A couple of years ago I had a pretty serious accident that trashed my bike. Insurance covered the acquisition of a new bike but I’d kept all the useful parts off the old bike and just needed a new frame and set of handlebars to get it back on the road again.
I was recently put on to a website advertising moderately cheap Chinese carbon frames and thought, about time to try something. www.velobuild.com was the site I was put onto and the favored steed was the R-002.
I made a simple mistake during the order process. As you can see on the left, you can select a handlebar size and a stem size, but these mean nothing unless you also select their matching item with the price lower down the form – not good form design!
The carton arrived to my billing address instead of the chosen shipping address. This caused a bit of fun as it’s a bit hard to make it down to the local post office near my house during business hours. I left work early and sprinted homewards on my bike and made it to the post office just before they closed. The post mistress looked at me strangely when she realised which parcel I was here for…the large one with a bike frame in it…and I’m on a bike! Fortunately the box is light and I cut a hand hold into the side of the carton and ride home with it under my arm.

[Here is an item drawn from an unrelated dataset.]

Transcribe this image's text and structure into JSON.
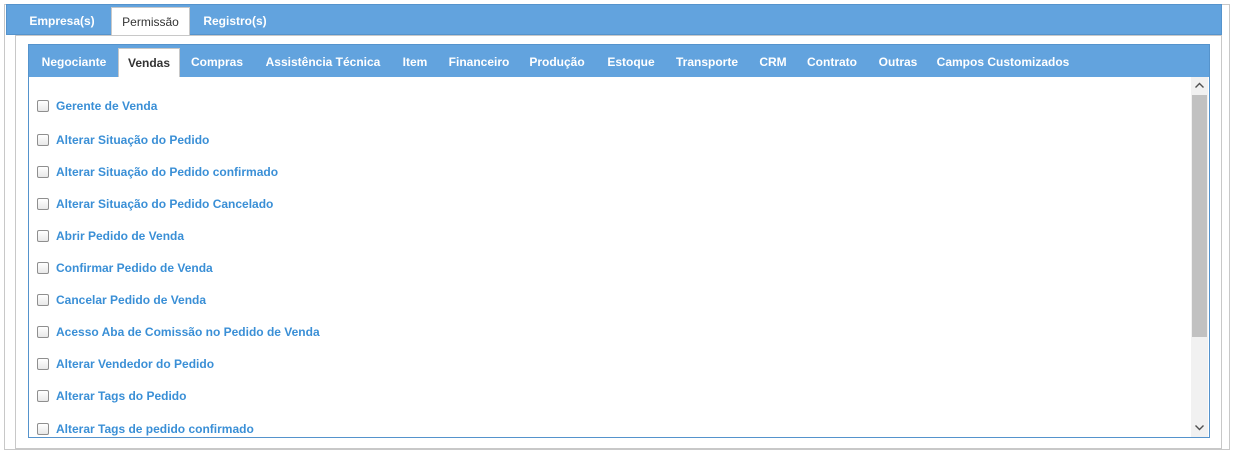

Opening the carton and unwrapping the contents I notice that the handlebars I thought I ordered (as per above) are definitely not in the box…nor is the head stem…the wrapping is pretty comprehensive though and the carton arrived in good condition. The tracking from the original EMS was a bit different to Australia Post. They send you to a Chinese site which fortunately has an English version that requires the tracking number and then a verification thing which is not quite obvious until you put your cursor into the verification box which then reveals a Captcha-like set of digits to enter to prove you’re a human – though once the package arrives in Australia (or as they put it, the COMMENWEALTH (sic) OF AUSTRALIA) you can simply put the tracking number they send you into the AusPost tracking system.
The frame looks nice and the 3k weave with matt finish was chosen for its understated appearance and also that a paint job can hide a myriad of sins. Looking over the frame shows very few flaws. The internal cable routing looks good and there appears (by feel) that they’ve tubed these up to assist with cable threading (I’ll let you know once I run these if it helped or not).
Nothing is labelled. If you’ve never worked on a bike, stripped one down and rebuilt it, done major maintenance – this is probably not for you. If you don’t know how a headset goes together, you get a bag of parts and need to be able to figure out which piece goes where and with what. There are no instructions. If you do get stuck – I can recommend viewing Youtube to patch up your knowledge gaps.
I weighed all the components independently. 58cm frame = 1130g. Forks=410g, seat post 220g, spacers and headset 120g. These numbers seem to be a little more than quoted on the website from memory but until I do some stress testing, I’m happy for the extra plastic.
Looking down the head tube I noticed a difference between the crisp clean finish of the Scott CR1 Pro head tube which is an intact cylinder with top tube and down tubes whereas the Zhongwei R-002 frame is a complex weave of carbon intersects around the head tube – it will be interesting to see how it feels, seems rigid enough now. Someone mentioned their surprise looking at my destroyed Scott at how clean the carbon joins were on the inside – maybe they expected it to look like the Zhongwei.
I read a review about this frame mentioning something about the cable routing. The cable entry/exit points look clean. I’m a little concerned about the routing of the plastic cable guide on the underside of the frame, it doesn’t look like the cable will clear the frame and will create some scuffing on the frame. The screw holding the guide on also looks pretty much an afterthought, would prefer an allen bolt.
The upper headset bearing recess seemed a little mal-formed. The gentle coaxing that worked on the lower bearing didn’t bear results, neither did getting a little more forceful and a bit of sandpapering. So I thought it best to use leverage and lots of it, I assembled the rest of the parts, spacers, head stem and inserted the top cap and started ratcheting everything down. Slowly but surely it all compressed down into where it needed to be.
Rear Derailleur Hangar
They provided me with a spare…the one on the frame is painted black..they’ve painted the screws over too…it looks like the hangar should be replaceable…but I can’t figure out how it would swap out without making a mess.
Thanks to Susan for the extra Token BB. I thought I might as well see if this fit early on. The quality control around this area wasn’t top notch and I wasn’t getting the confidence inspired engagement of threads I normally get with other bikes and this was a brand new BB. Mess this up by cross threading and you might as well throw the frame away, you can probably salvage it somehow but I didn’t want to think about how to go about that so I was using a light touch and trying various techniques to feel the BB engaging in a positive manner. At least it is in now, if I have to take it out the thread should be well defined now.
I’ve thrown a couple of custom built alloy wheels in just so it’s rolling. The wheels were quite difficult to slot into the frame. Looking closely at the dropouts there seems to be some sort of bumps to provide some sort of assertive engagement of the wheels…I just found it hard to get the wheels in and will look at grinding these out. The front fork I’ll have to work out as this was excessively difficult to get the wheel into and putting full pressure downwards on the frame sees the wheel pushing over to nearly touch the right side of the fork so this deserves some closer attention to see what the fault is here.